Clarence W. Mouzone-El, Appellant Pro Se. John Joseph Curran, Jr., Attorney General, Ann Norman Bosse, Rachel Marblestone Kamins, Office of the Attorney General of Maryland, Baltimore, MD, for Appellees.

Before NIEMEYER and MICHAEL, Circuit Judges, and PHILLIPS, Senior Circuit Judge.

PER CURIAM:


Appellant appeals from the district court's order denying relief on his 28 U.S.C. § 2254 (1988) petition. We have reviewed the record and the district court's opinion, and find no reversible error. Accordingly, we affirm largely on the reasoning of the district court.*  Mouzone-El v. Smith, No. CA-94-1770-JFM (D. Md. Nov. 18, 1994). We dispense with oral argument because the facts and legal contentions are adequately presented in the materials before the court and argument would not aid the decisional process.

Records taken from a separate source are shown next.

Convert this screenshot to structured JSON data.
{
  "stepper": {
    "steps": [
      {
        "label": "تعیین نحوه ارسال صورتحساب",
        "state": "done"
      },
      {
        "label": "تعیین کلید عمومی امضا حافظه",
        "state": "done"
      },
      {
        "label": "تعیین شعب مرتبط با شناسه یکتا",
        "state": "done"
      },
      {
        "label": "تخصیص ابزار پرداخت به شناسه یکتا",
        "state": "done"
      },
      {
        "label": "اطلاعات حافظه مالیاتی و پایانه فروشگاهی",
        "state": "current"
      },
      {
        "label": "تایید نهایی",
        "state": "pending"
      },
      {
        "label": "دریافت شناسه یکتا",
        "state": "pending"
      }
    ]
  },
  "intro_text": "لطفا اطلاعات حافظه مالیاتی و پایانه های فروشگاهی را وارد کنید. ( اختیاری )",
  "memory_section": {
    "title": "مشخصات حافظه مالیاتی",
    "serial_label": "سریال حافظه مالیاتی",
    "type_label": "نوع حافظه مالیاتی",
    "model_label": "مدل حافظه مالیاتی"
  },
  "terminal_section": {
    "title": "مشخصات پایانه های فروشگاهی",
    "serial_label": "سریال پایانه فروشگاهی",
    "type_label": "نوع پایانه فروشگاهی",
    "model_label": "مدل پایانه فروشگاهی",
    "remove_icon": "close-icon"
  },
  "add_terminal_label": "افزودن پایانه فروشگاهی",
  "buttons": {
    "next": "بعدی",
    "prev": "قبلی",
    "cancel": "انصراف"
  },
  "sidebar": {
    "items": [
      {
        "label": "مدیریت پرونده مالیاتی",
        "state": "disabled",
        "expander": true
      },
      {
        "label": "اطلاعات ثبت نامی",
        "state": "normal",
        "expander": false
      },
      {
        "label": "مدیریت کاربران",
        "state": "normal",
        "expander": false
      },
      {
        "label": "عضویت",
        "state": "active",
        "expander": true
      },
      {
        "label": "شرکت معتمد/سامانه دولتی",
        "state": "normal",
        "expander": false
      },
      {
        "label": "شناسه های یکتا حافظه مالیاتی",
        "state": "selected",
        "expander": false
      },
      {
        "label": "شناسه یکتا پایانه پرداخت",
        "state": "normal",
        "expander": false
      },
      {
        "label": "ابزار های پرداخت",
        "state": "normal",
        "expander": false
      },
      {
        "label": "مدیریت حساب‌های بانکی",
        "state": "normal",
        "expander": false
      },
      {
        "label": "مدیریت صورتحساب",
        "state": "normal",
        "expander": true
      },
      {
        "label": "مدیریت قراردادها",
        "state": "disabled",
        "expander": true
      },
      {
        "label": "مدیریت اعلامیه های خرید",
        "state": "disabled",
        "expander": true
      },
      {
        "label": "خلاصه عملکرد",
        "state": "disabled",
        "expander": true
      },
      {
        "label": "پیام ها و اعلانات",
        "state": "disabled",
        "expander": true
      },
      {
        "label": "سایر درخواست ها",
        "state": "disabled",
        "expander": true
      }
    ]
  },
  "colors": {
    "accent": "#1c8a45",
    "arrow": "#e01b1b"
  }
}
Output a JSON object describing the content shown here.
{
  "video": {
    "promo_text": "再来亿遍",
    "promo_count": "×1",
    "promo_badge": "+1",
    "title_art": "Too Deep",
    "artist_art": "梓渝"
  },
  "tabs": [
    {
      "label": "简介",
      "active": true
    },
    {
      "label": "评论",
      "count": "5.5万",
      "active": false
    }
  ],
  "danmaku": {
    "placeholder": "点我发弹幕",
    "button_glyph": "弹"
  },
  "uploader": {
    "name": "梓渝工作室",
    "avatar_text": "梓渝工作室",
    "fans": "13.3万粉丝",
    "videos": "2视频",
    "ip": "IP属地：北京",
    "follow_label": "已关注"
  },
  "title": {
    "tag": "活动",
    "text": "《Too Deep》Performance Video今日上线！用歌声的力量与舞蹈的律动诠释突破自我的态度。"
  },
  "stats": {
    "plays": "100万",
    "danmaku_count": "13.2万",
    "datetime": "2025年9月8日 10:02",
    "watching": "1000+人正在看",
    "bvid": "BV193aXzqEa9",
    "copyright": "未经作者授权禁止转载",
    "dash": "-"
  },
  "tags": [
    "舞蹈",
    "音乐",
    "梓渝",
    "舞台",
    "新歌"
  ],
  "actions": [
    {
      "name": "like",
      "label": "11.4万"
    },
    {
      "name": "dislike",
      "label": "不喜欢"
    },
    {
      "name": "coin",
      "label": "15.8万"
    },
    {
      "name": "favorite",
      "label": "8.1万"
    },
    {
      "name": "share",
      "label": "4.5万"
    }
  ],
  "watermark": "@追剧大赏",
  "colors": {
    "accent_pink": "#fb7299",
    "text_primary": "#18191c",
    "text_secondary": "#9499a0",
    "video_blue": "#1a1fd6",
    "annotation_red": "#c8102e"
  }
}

AFFIRMED

 *

On appeal, Mouzone-El asserts for the first time that the prosecution violated Brady v. Maryland, 373 U.S. 83 (1963), by suppressing evidence that Mouzone-El's brother had been arrested as a suspect. He urges that under Schlup v. Delo, 115 S. Ct. 851 (1995), a case decided after the district court's opinion, his claims of actual innocence and constitutional error at trial excuse his procedural default. However, Mouzone-El has not shown that any evidence existed at the time of trial that the man arrested (who used an alias) was in fact his brother, nor has he shown that no reasonable juror would have convicted him in light of this new evidence. Thus, he has failed to demonstrate that "a constitutional violation has probably resulted in the conviction of someone who is actually innocent." Schlup, 115 S. Ct. at 867